Is there really an identifiable medical condition known as multiple chemical sensitivity? Or is that a handy catch-all description based on assumptions and theories, not proven facts?
The truth is, the medical community, which includes nontraditional practitioners, never really knew for sure what was causing Allen's system to break down. The best explanation anyone could provide, as detailed in a heartbreaking story written by my colleague Jackie MacMullan in September 2003, was that "exposure to toxic chemicals and other irritants in the environment" had disabled him completely, causing, in addition to a breakdown of his body, "short-term memory loss, headaches and neurological problems."
Imagine being hit with this. And then imagine being told by members of the medical establishment that you did not have a certifiable disease and that you may instead be suffering from "a psychosomatic disorder brought on by stress."
Some psychosomatic illness. The man is dead.
This shouldn't happen to anybody, of course. But how cruel is it to happen to a man who had always prided himself on his physicality? He had been a Tedy Bruschi-style linebacker at Hanover (Ind.) College. He was all football player, all man. As he told MacMullan, "When I was a player, I wanted to rip your head off."
But Allen was able to separate the game from real life. Was he a competitor? Absolutely. "Nobody wanted to win more than Dan Allen," Carpenter declared.
It was, however, never a win-at-any-cost deal.
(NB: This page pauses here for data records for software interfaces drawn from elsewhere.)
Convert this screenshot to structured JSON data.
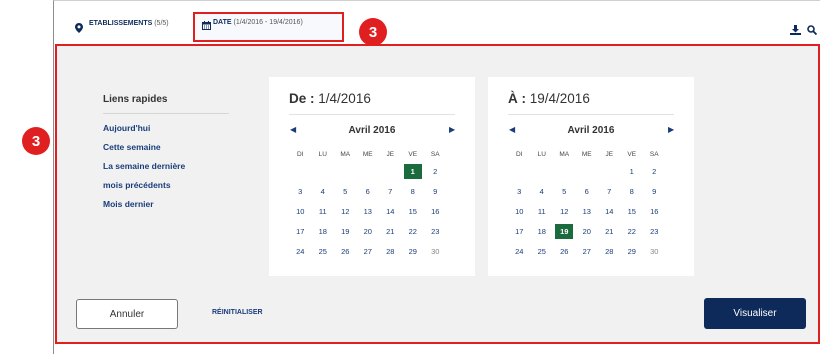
{
  "topbar": {
    "establishments_label": "ETABLISSEMENTS",
    "establishments_count": "(5/5)",
    "date_label": "DATE",
    "date_range": "(1/4/2016 - 19/4/2016)"
  },
  "badges": {
    "top": "3",
    "left": "3"
  },
  "quick_links": {
    "title": "Liens rapides",
    "items": [
      "Aujourd'hui",
      "Cette semaine",
      "La semaine dernière",
      "mois précédents",
      "Mois dernier"
    ]
  },
  "calendar_from": {
    "prefix": "De :",
    "date": "1/4/2016",
    "month": "Avril 2016",
    "weekdays": [
      "DI",
      "LU",
      "MA",
      "ME",
      "JE",
      "VE",
      "SA"
    ],
    "weeks": [
      [
        "",
        "",
        "",
        "",
        "",
        "1",
        "2"
      ],
      [
        "3",
        "4",
        "5",
        "6",
        "7",
        "8",
        "9"
      ],
      [
        "10",
        "11",
        "12",
        "13",
        "14",
        "15",
        "16"
      ],
      [
        "17",
        "18",
        "19",
        "20",
        "21",
        "22",
        "23"
      ],
      [
        "24",
        "25",
        "26",
        "27",
        "28",
        "29",
        "30"
      ]
    ],
    "selected": "1"
  },
  "calendar_to": {
    "prefix": "À :",
    "date": "19/4/2016",
    "month": "Avril 2016",
    "weekdays": [
      "DI",
      "LU",
      "MA",
      "ME",
      "JE",
      "VE",
      "SA"
    ],
    "weeks": [
      [
        "",
        "",
        "",
        "",
        "",
        "1",
        "2"
      ],
      [
        "3",
        "4",
        "5",
        "6",
        "7",
        "8",
        "9"
      ],
      [
        "10",
        "11",
        "12",
        "13",
        "14",
        "15",
        "16"
      ],
      [
        "17",
        "18",
        "19",
        "20",
        "21",
        "22",
        "23"
      ],
      [
        "24",
        "25",
        "26",
        "27",
        "28",
        "29",
        "30"
      ]
    ],
    "selected": "19"
  },
  "footer": {
    "cancel_label": "Annuler",
    "reset_label": "RÉINITIALISER",
    "view_label": "Visualiser"
  },
  "colors": {
    "navy": "#0e2a5a",
    "link": "#1a3d7a",
    "selected_day": "#1b6b3f",
    "highlight_red": "#e02020",
    "panel_bg": "#f1f1f1"
  },
  "icons": [
    "map-pin-icon",
    "calendar-icon",
    "download-icon",
    "search-icon",
    "chevron-left-icon",
    "chevron-right-icon"
  ]
}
There was one thing he valued even more than winning football games, and that was his relationship with the players. Players knew there wasn't a hypocritical bone or corpuscle in his body, that when he told them he cared about them as people, it was the gospel truth.
"He was the kind of guy you say, `Are you really a coach?' " said Carpenter, who has known more than his share.
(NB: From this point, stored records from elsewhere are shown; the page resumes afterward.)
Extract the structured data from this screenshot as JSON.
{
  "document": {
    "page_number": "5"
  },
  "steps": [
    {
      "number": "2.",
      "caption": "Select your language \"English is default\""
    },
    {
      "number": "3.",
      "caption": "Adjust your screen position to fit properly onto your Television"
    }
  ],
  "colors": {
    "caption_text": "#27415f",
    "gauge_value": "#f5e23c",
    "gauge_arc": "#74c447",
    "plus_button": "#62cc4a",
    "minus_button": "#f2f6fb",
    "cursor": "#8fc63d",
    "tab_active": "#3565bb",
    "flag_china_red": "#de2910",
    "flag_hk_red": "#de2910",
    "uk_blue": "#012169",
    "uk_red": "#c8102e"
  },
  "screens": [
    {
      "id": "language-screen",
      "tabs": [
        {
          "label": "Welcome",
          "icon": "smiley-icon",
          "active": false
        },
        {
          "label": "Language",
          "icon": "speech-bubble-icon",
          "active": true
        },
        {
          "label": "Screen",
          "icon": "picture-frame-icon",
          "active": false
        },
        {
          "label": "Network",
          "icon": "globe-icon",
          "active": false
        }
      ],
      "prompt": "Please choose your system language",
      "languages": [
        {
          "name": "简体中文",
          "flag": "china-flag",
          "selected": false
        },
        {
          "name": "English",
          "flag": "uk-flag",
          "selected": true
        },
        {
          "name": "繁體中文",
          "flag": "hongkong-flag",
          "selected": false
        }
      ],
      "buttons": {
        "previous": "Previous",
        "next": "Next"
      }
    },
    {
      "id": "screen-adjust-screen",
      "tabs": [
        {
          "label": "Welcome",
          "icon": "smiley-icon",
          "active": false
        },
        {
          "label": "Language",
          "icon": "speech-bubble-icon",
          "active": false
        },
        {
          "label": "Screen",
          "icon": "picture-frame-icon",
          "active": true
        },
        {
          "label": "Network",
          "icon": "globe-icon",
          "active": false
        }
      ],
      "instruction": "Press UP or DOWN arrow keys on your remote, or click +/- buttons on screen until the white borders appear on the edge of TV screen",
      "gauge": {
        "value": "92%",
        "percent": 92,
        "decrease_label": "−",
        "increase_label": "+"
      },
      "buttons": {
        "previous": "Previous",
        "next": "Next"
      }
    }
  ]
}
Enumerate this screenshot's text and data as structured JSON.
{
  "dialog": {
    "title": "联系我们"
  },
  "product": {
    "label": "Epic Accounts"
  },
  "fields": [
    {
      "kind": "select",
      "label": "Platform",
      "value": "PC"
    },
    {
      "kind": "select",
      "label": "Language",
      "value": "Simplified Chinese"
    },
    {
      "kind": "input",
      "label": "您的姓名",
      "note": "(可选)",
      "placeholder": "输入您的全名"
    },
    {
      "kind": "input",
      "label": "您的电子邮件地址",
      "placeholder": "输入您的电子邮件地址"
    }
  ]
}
He was loyal to the proverbial fault. Go back to that 1993 season. BU was coming off a 3-8 season, but when Carpenter visited training camp up in Bridgton, Maine, he sensed that something very good was about to happen, except that there was one problem.
Allen had recruited a junior college quarterback by the name of Robert Dougherty, and it was clear he was going to inject life into the program with his quasi-Flutie abilities. The problem was that there was an incumbent QB named Greg Moore, a somewhat immobile kid with a very strong arm. Coach Allen was plagued by what was laudably noble but foolish loyalty to Moore. His head knew very well what he had in Dougherty, but his heart was with Moore.
"Dan had a really tough time pulling the trigger on that one," Carpenter explained. "I know for a fact the coaches sat up till 2 or 3 in the morning talking it out, and there really was no question who should be playing."
Dougherty was the goods, all right. He quarterbacked BU to an undefeated regular season and a Division 1-AA playoff victory over Northern Iowa -- outplaying a QB named Kurt Warner. It was the last great BU gridiron success, and Allen would never take credit for any of it.
There was a brief period when Allen thought he was getting better. He wasn't. He was not able to do anything for himself, and it would end uncomfortably for both him and Holy Cross when the administration felt it had no choice but to remove him as coach after last season's 1-11 campaign. It was a lose-lose deal for everyone. There were no good guys or bad guys, only one shockingly unfortunate guy.
Laura and the kids must now cope with the loss of a devoted husband and father whom she described as her children's "idol." If it is any slight consolation, they should know that Ed Carpenter isn't the only one who feels privileged to have known and worked with Dan Allen.
Dan Allen gave coaching a good name. That's a pretty nice legacy.
Bob Ryan is a Globe columnist. His e-mail address is firstname.lastname@example.org.
© Copyright 2004 Globe Newspaper Company.